I have often described the modern liberal arts university as an institution suffering from a lack of a substantial social purpose to serve. But that purpose (at least in the case of the elite schools) may have been found at last. David Brooks, the perspicacious anthropologist of modern society who unearthed Patio Man, has turned his attention to academia, and the result is a fascinating portrait of today's top tier of college students.
On the plus side, these students are extremely hardworking, ambitious, industrious, mature, self-confident overachievers, a gender-integrated version of the famous Japanese "salaryman" cohort that led that country's economy to such heights in the seventies and eighties. They run themselves ragged pursuing opportunities, organizing activities and advancing their careers, caring little for frivolities like dating and romance. Their studies are in fact just a sideline to their resume-padding extracurricular pursuits. "It is through activities that students find the fields they enjoy and the talents they possess, writes Brooks. "The activities, rather than the courses, seem to serve as precursors to their future lives."
Brooks sees some less positive aspects in this culture, though.
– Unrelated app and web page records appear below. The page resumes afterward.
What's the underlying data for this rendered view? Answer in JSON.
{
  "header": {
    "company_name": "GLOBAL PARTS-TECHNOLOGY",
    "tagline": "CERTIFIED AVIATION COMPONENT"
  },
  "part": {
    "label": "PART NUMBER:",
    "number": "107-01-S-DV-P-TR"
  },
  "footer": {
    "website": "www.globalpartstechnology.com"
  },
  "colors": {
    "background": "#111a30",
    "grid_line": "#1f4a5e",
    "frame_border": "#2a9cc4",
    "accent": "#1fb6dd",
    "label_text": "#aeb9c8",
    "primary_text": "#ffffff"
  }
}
The students he observed are not really intellectually engaged, or even unusually intelligent; they have instead been selected for their having "master[ed] the method of being a good student", and treat excelling in their studies as another task to be accomplished with their trademark diligence. Moreover, the "tyranny of the grade point average" stifles specific passion in favor of bland generalism, and "punishes eccentricity". Ambitions are narrowly focused on the few professions that offer well-trodden, steeply upward-inclining career paths, at the expense of all sorts of unusual or creative possibilities. As a result, these students lack "any clear sense of what their life mission is", or even "of what real world career paths look like".
These would be very serious criticisms indeed, if a large fraction of college-age youth ended up in such a setting. As a forge for America's leadership and managerial class, though, an environment that directly cultivates hands-on leadership and management (not to mention workoholic devotion to accomplishment) doesn't sound bad. (Societies--even highly successful ones--have certainly done worse; think of the English "public school" culture of institutionalized physical brutality that molded the functionaries of the British Empire.) America does not lack its share of independent-minded visionaries; developing a corps of hardworking careerists devoted to making things happen, on the other hand, would at least constitute a tangible contribution the nation's success. And it's about time the country's top liberal-arts colleges finally returned to providing one.